Alipr’s new picture based CAPTCHA system has pronounced me “probably human”. Here is a link to try out their new system. It looks very promising. There is an interesting article about it here. I had written about the recent compromise of existing popular CAPTCHA systems here.
It would be ironic if the war between the service providers and the spammers provides us some of the biggest advanced in AI in years.
It wouldn’t surprise me though. When I was doing AI research in the 80s a lot of what was being done had a definite “solutions looking for a problem” feel to it. What we are seeing now is very different. There is a very specific problem that is trying to be solved and there are very clear financial rewards. The spammers are trying to impersonate real people. The service providers know that spam bots in their system would clog it up and chase away the real, advertising revenue generating, people that want more of.
War is often a technology driver.
Not only are we not making significant progress on the Turing Test, we are losing ground on the Reverse Turning Test.
The ramifications of this are not pleasant to consider.
In 1950 Alan Turing described what became later known as the Turing Test. The Turing Test, which is a test of one aspect of Artificial Intelligence, involved a person sitting in front of a terminal exchanging in a typed conversation with another party. If the person could not determine if the other party was a person or a bit of software, then that software would have passed the Turing Test.
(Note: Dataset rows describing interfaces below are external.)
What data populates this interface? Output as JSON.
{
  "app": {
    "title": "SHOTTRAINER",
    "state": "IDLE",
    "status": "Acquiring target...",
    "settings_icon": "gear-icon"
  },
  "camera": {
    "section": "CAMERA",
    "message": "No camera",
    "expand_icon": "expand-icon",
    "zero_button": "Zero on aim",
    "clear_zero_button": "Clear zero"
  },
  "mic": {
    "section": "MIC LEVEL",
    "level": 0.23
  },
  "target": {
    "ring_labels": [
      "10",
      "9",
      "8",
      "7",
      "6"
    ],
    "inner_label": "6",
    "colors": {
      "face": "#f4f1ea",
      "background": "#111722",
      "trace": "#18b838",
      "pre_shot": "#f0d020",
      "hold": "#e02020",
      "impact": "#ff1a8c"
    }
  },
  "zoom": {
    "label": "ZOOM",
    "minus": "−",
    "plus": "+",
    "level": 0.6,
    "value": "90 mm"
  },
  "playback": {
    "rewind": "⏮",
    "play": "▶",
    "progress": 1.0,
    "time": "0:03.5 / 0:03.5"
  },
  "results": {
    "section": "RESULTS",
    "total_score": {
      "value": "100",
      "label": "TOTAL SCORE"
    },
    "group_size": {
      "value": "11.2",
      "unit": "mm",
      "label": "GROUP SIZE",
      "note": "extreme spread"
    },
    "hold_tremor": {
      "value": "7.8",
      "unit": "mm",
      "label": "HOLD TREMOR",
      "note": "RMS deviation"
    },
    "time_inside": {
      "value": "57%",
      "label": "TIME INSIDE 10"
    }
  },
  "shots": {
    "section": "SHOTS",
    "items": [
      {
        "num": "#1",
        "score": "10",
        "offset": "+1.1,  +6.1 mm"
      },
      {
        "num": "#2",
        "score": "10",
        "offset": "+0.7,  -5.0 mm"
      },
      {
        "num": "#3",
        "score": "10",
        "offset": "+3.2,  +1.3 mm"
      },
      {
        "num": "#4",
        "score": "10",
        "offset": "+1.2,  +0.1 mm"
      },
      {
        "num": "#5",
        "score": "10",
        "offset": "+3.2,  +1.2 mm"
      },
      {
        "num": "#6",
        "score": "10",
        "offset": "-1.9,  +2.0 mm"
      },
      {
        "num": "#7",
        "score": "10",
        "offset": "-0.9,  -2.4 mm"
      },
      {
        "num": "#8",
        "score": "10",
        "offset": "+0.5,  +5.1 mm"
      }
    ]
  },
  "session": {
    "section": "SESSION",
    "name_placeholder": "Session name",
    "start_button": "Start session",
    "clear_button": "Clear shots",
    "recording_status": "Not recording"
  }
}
Of course almost everyone one the web has by now participated in a Reverse Turing Test where a computer tries to distinguish between a human and a computer (the T in CAPTCHA stands for Turing). But AI researchers over the years have failed to create software that can pass the standard Turning Test.
Who knew that the whole approach has been wrong? Instead of grad students and professors toiling away in major research institutions, the problem might instead be solved by Russian hackers looking to rip people off? If this doesn’t describe a piece of software that passes the Turing test, it’s closer than anything else I have heard of so far. Graft is apparent for more effective than research grants.
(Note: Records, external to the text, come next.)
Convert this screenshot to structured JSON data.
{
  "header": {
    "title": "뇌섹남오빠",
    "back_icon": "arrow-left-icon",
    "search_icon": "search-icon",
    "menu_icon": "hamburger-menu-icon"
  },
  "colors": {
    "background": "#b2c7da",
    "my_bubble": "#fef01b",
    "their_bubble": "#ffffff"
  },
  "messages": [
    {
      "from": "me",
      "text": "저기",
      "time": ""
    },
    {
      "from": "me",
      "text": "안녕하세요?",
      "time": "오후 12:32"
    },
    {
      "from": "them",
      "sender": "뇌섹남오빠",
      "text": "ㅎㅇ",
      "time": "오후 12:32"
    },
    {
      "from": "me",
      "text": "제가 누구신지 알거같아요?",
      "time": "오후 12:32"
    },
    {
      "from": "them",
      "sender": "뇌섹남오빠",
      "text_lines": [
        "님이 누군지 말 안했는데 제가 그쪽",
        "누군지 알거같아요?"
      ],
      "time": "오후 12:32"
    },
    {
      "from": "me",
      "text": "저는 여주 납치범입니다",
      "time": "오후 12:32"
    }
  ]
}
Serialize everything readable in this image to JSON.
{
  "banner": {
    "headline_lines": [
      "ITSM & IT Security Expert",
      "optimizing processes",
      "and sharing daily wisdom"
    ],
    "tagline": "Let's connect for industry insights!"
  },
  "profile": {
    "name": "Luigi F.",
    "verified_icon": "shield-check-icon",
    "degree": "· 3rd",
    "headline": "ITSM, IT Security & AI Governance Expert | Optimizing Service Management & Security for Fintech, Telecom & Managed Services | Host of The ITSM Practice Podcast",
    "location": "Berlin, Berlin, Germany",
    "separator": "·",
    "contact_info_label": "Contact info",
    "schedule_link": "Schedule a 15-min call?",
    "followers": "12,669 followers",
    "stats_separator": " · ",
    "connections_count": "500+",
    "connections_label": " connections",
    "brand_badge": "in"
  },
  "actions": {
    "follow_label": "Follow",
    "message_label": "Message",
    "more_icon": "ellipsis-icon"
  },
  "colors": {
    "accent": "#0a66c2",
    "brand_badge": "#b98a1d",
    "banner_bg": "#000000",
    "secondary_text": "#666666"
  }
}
There are three things makes this really interesting. First, the environment (chat rooms) exactly matches the Teletype mechanism Turing first proposed. Second, the “test subjects” don’t actually know they are participating in a test. Ironically the software developers don’t either. Third, it’s illegal. So if the developers have actually cracked the Turning Test, they will never receive any recognition for it.
(Mirrored from TalkBMC)